_Task to carry out_: Report each line of the listing that carries the word "Added".
START Records provided
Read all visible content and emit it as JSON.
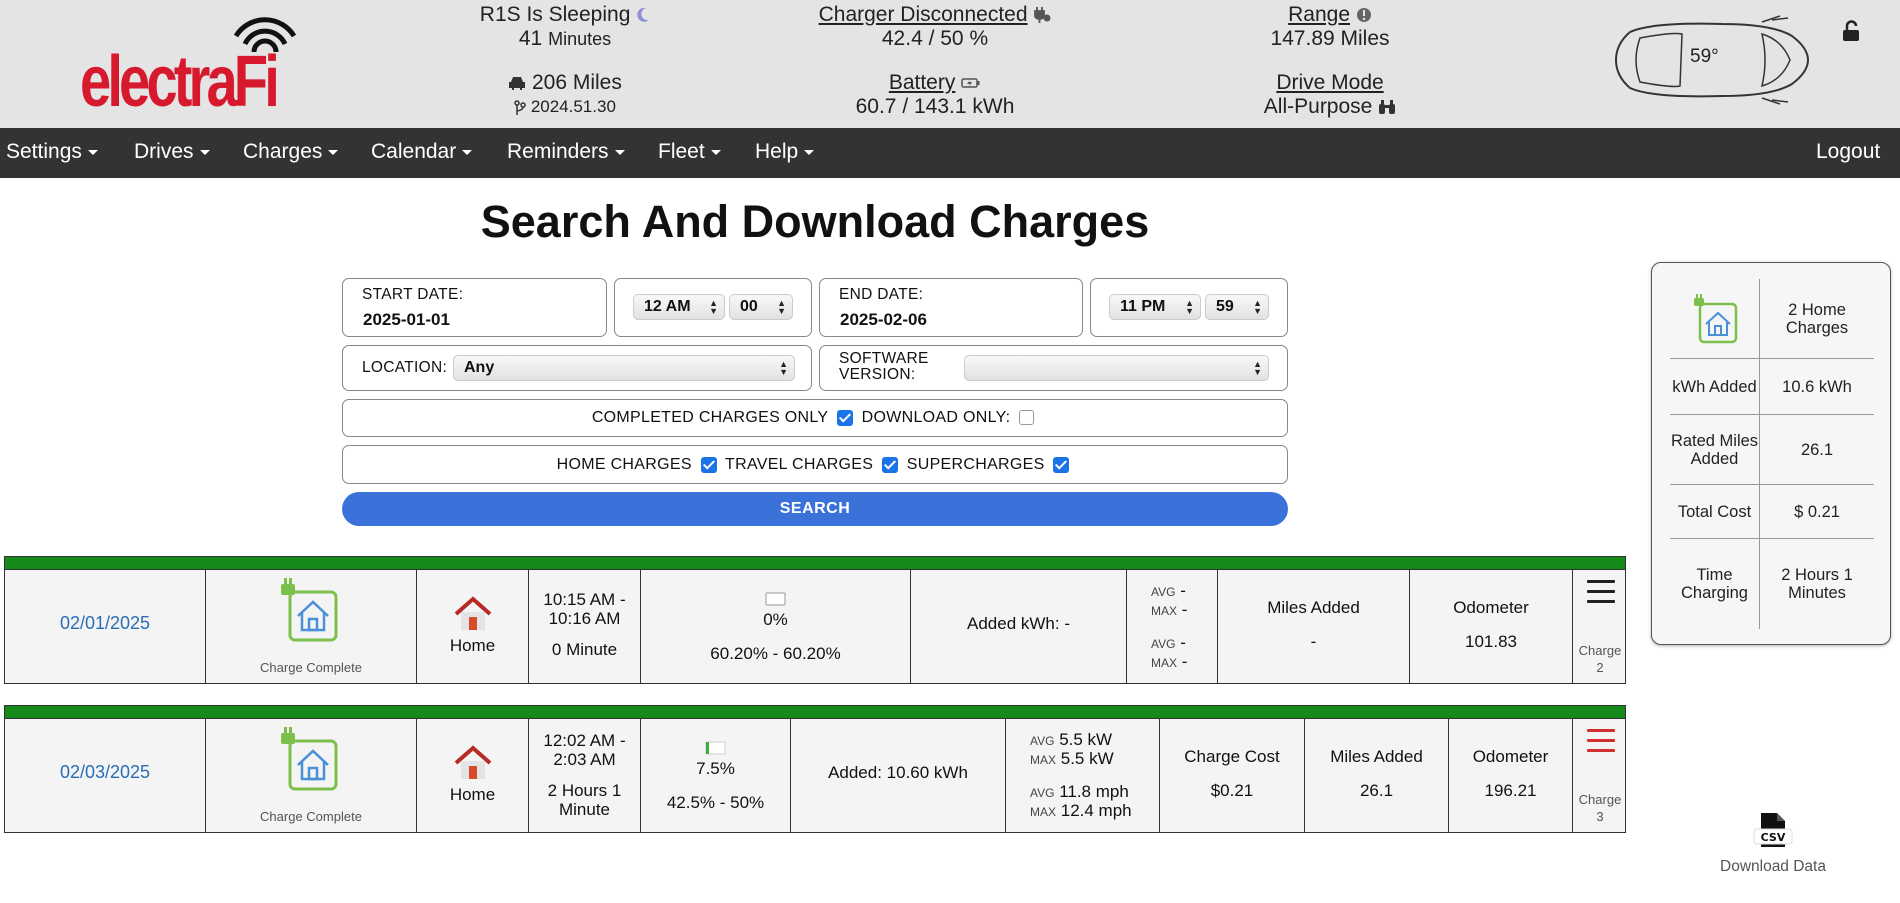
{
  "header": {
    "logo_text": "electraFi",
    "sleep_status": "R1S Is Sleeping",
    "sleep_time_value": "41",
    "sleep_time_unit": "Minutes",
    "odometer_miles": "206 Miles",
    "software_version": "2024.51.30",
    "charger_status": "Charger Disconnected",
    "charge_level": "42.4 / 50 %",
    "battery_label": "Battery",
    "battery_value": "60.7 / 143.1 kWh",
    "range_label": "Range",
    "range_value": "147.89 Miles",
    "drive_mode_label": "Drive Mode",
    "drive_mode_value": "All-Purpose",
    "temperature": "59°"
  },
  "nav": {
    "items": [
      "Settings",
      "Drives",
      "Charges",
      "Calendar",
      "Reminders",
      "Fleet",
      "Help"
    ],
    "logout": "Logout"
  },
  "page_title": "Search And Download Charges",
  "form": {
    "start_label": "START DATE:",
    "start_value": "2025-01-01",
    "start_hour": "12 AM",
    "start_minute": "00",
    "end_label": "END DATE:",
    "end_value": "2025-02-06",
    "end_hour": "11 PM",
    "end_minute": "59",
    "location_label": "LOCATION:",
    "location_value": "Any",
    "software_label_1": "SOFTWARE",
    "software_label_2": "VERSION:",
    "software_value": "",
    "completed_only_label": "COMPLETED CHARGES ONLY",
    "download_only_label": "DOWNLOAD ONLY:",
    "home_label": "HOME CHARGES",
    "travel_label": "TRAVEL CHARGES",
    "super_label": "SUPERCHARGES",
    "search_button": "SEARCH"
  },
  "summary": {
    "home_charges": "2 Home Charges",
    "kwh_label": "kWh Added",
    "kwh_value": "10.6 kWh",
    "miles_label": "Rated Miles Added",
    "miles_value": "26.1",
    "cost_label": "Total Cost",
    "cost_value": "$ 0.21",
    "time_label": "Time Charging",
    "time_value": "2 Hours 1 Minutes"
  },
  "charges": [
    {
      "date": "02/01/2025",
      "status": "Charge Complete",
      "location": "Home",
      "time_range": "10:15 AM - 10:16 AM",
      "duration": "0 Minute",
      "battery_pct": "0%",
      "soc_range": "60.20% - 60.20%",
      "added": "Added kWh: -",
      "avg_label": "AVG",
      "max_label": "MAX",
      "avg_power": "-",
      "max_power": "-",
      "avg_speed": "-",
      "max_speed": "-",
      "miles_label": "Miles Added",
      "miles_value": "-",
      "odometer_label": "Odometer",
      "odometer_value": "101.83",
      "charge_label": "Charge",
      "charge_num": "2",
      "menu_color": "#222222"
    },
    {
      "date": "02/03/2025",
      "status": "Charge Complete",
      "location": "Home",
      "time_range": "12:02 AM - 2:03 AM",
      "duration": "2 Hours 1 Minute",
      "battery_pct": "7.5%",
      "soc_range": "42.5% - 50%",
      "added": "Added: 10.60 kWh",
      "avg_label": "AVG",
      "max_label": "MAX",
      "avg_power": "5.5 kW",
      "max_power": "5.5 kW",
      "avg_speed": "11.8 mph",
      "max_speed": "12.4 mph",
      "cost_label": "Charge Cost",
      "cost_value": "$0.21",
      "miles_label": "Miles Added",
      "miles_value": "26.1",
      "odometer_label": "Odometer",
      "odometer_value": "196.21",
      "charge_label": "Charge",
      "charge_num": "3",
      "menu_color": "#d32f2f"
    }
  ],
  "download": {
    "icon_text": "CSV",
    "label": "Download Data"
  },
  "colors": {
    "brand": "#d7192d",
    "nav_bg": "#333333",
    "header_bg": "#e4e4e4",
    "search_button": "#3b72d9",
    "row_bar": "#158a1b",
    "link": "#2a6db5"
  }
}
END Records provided
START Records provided
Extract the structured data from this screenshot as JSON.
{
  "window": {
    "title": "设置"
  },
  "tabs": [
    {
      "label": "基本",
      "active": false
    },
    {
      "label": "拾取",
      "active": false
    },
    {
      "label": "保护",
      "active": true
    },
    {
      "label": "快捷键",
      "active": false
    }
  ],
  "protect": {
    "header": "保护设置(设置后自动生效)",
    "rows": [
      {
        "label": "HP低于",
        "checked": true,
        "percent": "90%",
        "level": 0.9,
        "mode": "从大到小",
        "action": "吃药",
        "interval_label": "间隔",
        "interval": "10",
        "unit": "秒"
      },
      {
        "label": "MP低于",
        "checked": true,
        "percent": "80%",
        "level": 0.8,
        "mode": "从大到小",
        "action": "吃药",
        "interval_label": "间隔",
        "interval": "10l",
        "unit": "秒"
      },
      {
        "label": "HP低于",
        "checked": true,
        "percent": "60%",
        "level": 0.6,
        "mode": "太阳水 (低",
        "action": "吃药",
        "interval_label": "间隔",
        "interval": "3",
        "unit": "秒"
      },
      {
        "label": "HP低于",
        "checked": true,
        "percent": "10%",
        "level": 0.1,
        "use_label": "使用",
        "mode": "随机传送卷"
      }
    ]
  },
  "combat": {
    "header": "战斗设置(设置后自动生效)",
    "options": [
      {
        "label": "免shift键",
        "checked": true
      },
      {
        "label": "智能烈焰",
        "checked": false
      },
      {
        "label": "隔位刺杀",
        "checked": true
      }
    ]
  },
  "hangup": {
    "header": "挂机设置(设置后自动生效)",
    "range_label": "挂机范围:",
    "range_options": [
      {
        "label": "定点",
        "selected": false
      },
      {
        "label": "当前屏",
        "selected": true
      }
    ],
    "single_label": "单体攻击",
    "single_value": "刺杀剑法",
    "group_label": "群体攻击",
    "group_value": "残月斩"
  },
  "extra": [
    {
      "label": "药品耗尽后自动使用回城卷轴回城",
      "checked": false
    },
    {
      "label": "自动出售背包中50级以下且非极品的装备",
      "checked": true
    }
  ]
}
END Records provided
_Response to this exercise_:
    "kwh_label": "kWh Added",
    "miles_label": "Rated Miles Added",
      "added": "Added kWh: -",
      "miles_label": "Miles Added",
      "added": "Added: 10.60 kWh",
      "miles_label": "Miles Added",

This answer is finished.